  • the penalty regime. The Government intends to adopt a penalty regime similar to that applicable under the GDPR. It proposes two bands of penalties being:
    • Band one - a maximum of Euro 10m or 2% of global turnover for lesser offences as defined
    • Band two - a maximum of Euro 20m or 4% (whichever is greater) for failure to implement appropriate and proportionate security measures.

This mirrors the penalty regime under GDPR. It is intended that the penalties will be imposed as a last resort where it is assessed that appropriate risk mitigation measures were not in place without good reason. However, given the NIS Directive and GDPR are distinct regimes and an incident could need to be notified under both it is at least conceivable that a failure could lead to fines under both the legislation implementing the NIS Directive and the GDPR and therefore a total penalty in excess (and potentially significantly so) of the maximums under each.

Of most interest perhaps is the number of OES and DSPs which it is anticipated will be subject to the NIS Directive. The Impact Assessment accompanying the consultation attempts to estimate those numbers. In the case of OES the numbers are relatively small given the number of businesses potentially in scope by standard industrial classification:

  • It is estimated that there are 19 OES in the drinking water supply and distribution industry out of the 75 in scope; 6 in digital infrastructure out of the 2,035 in scope; 51 in energy out of the 2,155 in scope; 243 in health out of the 37,495 in scope; and 79 in transport out of the 5,960 in scope. However, it is noted that these figures represent the lower bound of companies covered.
  • As for DSPs, the impact statement concludes there are currently no search engines (as defined) based in the UK that would be the subject of the NIS Directive.
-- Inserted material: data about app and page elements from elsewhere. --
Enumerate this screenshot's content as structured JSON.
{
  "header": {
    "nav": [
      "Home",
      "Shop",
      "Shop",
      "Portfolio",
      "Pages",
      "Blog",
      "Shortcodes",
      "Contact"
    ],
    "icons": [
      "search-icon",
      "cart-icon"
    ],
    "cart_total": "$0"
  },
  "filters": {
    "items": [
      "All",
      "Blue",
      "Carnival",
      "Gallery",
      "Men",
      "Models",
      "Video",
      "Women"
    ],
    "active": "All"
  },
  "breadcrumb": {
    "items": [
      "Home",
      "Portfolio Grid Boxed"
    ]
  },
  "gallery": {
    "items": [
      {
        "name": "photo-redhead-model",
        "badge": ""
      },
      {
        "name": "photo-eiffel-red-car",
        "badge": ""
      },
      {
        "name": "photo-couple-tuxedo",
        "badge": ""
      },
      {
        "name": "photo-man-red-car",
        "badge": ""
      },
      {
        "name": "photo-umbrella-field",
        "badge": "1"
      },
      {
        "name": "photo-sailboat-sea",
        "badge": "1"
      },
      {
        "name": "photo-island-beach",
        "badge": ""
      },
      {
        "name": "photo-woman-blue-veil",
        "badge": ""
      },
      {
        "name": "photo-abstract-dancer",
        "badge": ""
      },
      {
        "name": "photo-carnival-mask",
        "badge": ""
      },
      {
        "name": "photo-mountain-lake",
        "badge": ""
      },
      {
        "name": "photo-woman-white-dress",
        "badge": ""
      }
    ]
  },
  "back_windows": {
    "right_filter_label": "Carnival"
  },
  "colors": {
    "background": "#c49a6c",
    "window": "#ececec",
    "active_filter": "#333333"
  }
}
Two online marketplaces have been identified as qualifying but only through internet research and they may ultimately be excluded if after further investigation they are identified as small or micro enterprises or based outside the UK. 169 cloud service providers have been identified.

However, even if service providers are not caught directly by the respective thresholds they may still find themselves subject to the proposed security measures where these are imposed upon them. OES or DSPs which are subject to the NIS Directive and are dependent on external suppliers are obliged to ensure that appropriate measures are employed where third party services are used. They will invariably seek to pass on potential liability for failing to meet the necessary measures.

It should also be noted that:

  • For both OES and DSPs only one member state will be responsible for each organisation. Only those that have their head offices in the UK will be regulated by the UK.
  • The identification process for OES was not carried out for the banking and financial market infrastructures sectors within scope of the NIS Directive given provisions at least equivalent to those specified in the NIS Directive will already exist by the time it comes into force. Firms and financial market infrastructure within these sectors must continue to adhere to requirements and standards as set by the Bank of England and/or the Financial Conduct Authority. The consultation document confirms that it is the UK Government's intention that on exit from the EU, this legislation will continue to apply in the UK.

The consultation seeks views from industry, regulators and other interested parties by 30 September 2017.